App and web page records:

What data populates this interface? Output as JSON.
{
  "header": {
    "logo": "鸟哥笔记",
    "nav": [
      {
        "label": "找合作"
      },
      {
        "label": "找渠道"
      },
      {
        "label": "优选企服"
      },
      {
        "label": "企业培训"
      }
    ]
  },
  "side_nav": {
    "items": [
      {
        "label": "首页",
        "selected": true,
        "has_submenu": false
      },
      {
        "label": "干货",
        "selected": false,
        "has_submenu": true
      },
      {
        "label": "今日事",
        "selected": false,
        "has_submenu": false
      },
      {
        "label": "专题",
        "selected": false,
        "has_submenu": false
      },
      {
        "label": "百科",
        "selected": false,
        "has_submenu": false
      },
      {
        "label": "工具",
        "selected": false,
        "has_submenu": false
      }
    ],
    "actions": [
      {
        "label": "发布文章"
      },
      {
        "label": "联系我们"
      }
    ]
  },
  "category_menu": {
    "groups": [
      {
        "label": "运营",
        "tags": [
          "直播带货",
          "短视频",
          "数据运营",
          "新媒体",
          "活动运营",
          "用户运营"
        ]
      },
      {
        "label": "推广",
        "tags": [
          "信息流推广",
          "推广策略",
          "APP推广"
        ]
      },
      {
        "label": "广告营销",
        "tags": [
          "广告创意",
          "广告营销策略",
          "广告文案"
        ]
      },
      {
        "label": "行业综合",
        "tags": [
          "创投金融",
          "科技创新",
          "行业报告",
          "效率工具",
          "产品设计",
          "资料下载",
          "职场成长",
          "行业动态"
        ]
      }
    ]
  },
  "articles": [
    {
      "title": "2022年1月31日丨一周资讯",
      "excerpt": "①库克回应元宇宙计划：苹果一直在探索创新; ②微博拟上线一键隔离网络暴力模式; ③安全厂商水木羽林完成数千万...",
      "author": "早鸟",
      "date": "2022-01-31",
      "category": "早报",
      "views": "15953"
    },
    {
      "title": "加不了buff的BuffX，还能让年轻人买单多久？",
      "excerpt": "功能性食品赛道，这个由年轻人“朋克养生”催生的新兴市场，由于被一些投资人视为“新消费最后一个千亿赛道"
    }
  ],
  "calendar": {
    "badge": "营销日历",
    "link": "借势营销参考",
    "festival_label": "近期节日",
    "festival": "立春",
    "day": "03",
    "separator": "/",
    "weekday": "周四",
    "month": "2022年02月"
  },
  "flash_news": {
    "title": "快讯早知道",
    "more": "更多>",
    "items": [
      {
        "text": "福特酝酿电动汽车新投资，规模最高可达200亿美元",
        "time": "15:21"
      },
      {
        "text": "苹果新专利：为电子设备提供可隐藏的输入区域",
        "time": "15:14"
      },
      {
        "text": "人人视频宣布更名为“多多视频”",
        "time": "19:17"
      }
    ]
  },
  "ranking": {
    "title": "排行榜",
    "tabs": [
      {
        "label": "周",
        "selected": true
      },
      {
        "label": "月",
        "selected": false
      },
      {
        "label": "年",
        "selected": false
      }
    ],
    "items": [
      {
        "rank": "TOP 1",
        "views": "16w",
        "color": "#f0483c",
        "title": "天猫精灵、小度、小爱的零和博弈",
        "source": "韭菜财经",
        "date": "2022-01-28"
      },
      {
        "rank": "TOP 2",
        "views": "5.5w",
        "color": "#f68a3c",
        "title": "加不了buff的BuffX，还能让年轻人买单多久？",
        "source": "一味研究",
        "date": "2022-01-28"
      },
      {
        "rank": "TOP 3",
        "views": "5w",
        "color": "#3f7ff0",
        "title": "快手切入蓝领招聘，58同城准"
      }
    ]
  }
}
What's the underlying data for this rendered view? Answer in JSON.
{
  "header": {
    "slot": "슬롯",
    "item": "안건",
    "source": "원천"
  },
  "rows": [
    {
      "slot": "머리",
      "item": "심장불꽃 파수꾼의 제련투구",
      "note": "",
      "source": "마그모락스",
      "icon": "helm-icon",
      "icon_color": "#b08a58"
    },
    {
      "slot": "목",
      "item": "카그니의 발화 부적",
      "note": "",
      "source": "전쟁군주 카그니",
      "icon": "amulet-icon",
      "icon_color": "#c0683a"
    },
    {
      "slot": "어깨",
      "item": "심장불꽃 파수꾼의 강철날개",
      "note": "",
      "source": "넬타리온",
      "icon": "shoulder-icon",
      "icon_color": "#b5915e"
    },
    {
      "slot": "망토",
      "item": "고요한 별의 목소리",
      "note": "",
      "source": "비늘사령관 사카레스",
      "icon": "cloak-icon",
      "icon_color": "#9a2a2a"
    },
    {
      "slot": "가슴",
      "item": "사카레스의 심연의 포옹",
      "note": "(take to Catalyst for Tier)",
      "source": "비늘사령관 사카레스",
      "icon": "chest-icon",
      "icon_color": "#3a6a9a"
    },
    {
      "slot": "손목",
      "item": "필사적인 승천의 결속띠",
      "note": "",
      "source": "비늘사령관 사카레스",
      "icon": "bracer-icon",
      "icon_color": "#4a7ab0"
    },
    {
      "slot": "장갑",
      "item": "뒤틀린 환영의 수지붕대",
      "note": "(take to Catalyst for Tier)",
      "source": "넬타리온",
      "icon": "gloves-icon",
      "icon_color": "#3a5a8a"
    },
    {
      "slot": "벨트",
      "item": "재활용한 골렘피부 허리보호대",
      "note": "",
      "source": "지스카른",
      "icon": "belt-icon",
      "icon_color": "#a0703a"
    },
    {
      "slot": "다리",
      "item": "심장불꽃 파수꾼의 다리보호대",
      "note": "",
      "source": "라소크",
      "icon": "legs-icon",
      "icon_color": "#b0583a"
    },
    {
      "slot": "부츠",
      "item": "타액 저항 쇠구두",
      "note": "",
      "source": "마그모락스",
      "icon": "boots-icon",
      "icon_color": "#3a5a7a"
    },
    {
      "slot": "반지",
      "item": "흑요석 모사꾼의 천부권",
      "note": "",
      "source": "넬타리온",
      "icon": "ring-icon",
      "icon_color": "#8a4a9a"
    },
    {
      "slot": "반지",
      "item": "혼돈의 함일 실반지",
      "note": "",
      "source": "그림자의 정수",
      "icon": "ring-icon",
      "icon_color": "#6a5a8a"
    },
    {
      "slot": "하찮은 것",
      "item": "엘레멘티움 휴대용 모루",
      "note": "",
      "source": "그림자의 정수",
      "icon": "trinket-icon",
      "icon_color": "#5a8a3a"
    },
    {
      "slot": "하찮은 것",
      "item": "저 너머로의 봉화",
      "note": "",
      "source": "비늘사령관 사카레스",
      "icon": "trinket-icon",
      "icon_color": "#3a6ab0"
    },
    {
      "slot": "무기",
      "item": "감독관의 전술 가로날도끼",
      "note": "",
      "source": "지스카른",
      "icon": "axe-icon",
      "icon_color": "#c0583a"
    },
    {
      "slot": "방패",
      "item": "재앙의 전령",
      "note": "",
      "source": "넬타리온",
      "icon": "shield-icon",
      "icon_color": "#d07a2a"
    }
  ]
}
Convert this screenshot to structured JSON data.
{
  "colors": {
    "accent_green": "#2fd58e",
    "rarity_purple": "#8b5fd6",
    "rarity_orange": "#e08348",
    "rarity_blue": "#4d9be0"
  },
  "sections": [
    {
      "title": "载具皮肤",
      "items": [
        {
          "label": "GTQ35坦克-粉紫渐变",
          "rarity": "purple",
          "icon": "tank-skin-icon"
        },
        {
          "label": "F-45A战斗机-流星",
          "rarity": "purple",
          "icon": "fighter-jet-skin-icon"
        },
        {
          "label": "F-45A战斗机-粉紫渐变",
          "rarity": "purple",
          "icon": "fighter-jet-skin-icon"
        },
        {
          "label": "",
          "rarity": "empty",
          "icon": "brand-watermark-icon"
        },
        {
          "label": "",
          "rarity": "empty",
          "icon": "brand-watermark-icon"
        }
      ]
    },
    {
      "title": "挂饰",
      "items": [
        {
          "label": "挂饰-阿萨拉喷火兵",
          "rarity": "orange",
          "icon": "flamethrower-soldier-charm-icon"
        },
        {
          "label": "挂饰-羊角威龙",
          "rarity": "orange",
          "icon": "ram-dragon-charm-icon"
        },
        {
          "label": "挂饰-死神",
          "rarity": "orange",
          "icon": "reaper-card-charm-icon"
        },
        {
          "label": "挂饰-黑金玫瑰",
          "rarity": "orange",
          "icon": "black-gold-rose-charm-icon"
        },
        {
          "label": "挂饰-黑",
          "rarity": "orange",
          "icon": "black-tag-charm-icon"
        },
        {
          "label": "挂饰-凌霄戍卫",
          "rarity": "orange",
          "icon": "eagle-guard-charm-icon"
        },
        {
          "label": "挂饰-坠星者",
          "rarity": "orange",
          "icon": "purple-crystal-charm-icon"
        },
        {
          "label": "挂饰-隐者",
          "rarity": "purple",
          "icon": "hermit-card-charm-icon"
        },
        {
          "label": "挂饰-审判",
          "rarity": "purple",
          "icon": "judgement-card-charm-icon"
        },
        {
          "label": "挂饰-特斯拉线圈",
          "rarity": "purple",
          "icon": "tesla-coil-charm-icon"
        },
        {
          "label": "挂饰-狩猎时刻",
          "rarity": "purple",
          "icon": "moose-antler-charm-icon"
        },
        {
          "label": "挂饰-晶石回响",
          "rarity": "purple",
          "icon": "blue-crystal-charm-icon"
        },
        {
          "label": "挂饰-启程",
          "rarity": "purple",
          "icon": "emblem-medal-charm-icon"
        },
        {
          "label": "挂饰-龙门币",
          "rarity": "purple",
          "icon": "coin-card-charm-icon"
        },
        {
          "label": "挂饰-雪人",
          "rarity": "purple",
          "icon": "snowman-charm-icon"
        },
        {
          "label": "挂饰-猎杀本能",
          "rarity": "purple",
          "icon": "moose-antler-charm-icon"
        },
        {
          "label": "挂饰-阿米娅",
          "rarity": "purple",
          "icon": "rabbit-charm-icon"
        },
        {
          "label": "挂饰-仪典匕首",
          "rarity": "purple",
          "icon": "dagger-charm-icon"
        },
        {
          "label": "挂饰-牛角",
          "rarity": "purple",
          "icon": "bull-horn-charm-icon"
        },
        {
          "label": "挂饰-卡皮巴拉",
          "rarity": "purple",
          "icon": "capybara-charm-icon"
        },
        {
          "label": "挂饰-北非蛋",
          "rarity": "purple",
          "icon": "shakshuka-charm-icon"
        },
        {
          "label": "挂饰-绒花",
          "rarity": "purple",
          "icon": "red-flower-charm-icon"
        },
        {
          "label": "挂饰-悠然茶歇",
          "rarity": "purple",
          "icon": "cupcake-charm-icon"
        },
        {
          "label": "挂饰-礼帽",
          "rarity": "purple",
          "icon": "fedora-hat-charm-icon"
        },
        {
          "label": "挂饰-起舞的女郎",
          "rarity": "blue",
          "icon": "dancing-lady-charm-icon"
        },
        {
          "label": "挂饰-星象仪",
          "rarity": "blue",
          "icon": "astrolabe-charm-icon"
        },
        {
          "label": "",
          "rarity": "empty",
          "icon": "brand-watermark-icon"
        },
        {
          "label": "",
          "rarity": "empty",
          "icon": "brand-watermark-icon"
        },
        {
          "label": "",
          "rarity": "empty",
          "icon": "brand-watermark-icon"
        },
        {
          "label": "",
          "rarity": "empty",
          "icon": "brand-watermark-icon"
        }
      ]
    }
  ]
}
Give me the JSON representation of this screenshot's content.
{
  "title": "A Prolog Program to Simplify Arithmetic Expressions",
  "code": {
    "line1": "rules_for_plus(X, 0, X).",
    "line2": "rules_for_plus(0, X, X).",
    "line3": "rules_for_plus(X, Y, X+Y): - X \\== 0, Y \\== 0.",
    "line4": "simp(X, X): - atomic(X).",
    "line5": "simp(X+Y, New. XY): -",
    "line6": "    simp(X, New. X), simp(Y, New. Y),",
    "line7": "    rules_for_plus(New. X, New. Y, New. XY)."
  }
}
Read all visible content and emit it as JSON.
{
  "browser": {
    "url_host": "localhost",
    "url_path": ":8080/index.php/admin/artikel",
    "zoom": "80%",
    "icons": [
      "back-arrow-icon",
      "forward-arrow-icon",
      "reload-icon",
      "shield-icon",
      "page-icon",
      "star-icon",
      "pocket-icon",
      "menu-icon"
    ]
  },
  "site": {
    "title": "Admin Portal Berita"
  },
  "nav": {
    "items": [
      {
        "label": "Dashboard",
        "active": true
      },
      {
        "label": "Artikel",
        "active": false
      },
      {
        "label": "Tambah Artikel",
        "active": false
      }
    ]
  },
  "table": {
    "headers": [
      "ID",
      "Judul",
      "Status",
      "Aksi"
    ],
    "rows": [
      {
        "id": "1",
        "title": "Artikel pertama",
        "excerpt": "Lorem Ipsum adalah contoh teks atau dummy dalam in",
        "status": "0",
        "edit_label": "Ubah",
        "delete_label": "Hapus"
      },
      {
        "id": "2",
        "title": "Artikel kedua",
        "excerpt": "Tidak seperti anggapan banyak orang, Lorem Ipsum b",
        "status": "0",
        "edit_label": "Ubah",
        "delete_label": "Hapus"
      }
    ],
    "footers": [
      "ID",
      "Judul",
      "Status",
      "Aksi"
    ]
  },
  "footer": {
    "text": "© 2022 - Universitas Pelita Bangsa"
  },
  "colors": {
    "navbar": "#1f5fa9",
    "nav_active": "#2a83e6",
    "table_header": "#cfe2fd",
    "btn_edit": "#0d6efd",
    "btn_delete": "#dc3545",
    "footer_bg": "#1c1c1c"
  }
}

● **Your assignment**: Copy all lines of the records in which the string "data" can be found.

● **Answer for this exercise**:
What data populates this interface? Output as JSON.
What's the underlying data for this rendered view? Answer in JSON.
Convert this screenshot to structured JSON data.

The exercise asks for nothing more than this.